To be a bit less negative and contribute more positively to the discussion: what would help is to document those steps in articles, blog posts and get people trying it out. The article someone shared a couple days ago about Webpack with Phoenix was great (and it was the first time I could understand how to configure Webpack).


I don’t think the issue is with demanding users :slight_smile:, while not being an advocate of change I think the frequency of issue being raised still might be a good indicator that there might be a need for some solution.

That is what I’ve been curious about, it builds very poorly, no support of other processes, webcomponents, image processing (spritesheet generation, minimizing/optimizing), etc… It essentially has support for javascript with babel, css (and for things like scss you have to choose to either output css or js, cannot have both), and an unprocessed asset path that is copied verbatim (no ability to have something like svg icons in node_modules somewhere auto-update, svg-minimize, and output an output svg file + css file). The big issue however is how it randomly and often misses files as the project gets bigger when running on Windows (which is what started all of this), and that is even with just javascript.

Do feel free to ignore these though, it does work fine on at least linux for the simple purpose it is included for if not a bit verbosely.

It breaks often, and can be replaced with a single line (or two if you want watch support) in the npm package.json file, which will not break. It provides a bad user experience that I’ve had to walk a few people through.

Heh, I actually used that article in my webpack testing (older than a few days? Or a different one), but it ends up being even more verbose than gulp/brunch in its setup and configuration. I am thinking of putting up something that documents it, would not be hard (need to make a new project, my structure is so changed up because certain javascript libraries are stupid and need specific things in specific places to build…).

I’ve not noticed others so it might be my fault? Sorry for the bugging. ^.^
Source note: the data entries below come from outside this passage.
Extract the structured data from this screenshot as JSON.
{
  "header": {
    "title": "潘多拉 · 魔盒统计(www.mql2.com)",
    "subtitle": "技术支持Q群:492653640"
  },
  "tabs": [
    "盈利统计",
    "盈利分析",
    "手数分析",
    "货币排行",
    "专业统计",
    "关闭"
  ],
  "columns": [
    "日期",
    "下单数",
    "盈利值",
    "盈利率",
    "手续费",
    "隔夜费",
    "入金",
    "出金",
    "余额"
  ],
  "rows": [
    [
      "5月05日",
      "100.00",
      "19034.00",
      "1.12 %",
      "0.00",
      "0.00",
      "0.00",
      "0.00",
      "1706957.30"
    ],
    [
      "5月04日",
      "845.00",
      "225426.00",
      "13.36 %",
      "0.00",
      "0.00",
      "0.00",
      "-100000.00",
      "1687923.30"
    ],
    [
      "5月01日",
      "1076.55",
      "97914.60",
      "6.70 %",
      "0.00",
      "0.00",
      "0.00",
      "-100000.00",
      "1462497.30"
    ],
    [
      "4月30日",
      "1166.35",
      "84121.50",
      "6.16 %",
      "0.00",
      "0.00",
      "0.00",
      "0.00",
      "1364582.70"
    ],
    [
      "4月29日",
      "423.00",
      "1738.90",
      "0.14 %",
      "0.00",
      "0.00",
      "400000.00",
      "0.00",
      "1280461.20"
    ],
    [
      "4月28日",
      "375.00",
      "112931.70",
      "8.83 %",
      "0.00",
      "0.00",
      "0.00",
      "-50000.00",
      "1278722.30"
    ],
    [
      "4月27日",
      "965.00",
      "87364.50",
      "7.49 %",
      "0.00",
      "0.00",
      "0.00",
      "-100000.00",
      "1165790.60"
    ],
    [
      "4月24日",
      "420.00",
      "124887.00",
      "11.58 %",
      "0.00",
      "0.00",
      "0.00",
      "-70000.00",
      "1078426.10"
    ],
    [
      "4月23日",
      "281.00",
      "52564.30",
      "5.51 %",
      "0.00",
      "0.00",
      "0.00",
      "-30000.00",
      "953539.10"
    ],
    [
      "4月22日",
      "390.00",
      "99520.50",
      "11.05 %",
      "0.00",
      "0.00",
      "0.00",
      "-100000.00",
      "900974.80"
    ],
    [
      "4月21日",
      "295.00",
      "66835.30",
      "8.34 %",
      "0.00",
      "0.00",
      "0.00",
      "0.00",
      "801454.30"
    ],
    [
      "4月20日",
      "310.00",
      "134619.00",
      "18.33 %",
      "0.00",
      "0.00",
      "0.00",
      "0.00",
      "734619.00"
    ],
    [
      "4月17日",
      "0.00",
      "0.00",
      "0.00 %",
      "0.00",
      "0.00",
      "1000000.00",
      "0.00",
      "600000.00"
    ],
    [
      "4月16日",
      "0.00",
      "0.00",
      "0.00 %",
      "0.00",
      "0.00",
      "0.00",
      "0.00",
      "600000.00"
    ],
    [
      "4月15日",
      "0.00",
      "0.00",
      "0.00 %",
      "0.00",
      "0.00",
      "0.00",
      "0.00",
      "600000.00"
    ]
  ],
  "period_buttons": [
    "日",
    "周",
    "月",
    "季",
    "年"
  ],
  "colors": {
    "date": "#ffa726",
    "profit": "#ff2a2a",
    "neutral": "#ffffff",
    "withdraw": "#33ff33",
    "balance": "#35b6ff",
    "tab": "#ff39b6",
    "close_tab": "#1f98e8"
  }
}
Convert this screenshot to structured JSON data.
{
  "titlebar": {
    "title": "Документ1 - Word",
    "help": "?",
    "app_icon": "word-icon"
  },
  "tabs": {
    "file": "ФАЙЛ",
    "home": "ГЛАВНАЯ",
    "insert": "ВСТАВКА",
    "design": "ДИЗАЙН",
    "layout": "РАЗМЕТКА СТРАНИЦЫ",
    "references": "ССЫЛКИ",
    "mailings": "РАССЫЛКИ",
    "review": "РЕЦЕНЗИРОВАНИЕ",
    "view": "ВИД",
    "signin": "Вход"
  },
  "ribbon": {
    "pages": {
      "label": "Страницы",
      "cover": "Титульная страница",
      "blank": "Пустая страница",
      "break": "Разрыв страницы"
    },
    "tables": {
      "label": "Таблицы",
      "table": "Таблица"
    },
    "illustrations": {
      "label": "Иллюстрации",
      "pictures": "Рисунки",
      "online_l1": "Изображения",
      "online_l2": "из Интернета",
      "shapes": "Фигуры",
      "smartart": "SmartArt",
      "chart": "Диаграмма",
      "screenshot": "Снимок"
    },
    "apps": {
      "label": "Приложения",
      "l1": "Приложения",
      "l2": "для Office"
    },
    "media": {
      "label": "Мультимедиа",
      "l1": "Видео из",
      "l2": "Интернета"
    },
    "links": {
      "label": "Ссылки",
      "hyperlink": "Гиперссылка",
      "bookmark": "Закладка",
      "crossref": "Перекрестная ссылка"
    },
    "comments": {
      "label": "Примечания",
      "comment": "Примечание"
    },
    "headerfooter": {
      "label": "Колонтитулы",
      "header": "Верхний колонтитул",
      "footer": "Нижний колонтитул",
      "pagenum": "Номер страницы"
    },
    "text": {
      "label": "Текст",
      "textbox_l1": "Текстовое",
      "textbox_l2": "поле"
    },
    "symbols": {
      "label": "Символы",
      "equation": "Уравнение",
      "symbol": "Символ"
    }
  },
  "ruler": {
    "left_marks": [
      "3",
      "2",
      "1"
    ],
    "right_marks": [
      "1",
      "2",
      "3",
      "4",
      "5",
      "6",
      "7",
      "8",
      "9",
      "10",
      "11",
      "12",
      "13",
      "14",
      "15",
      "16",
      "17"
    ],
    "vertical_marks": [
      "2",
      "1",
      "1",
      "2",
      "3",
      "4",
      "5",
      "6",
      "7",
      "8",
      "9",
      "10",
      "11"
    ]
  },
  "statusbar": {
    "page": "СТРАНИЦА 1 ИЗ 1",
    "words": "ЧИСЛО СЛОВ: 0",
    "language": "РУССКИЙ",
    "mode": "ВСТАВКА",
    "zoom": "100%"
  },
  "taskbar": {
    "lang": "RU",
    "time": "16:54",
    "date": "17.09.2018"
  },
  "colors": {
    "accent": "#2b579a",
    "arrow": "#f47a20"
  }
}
But yeah, translating brunch to npm scripts should be easy, will try to find the time this weekend to document it up (my work is forcing me to stop working from home on weekends and instead use my free time as free time because of new laws going into effect in the USA, blehg, wasted time is what it is…).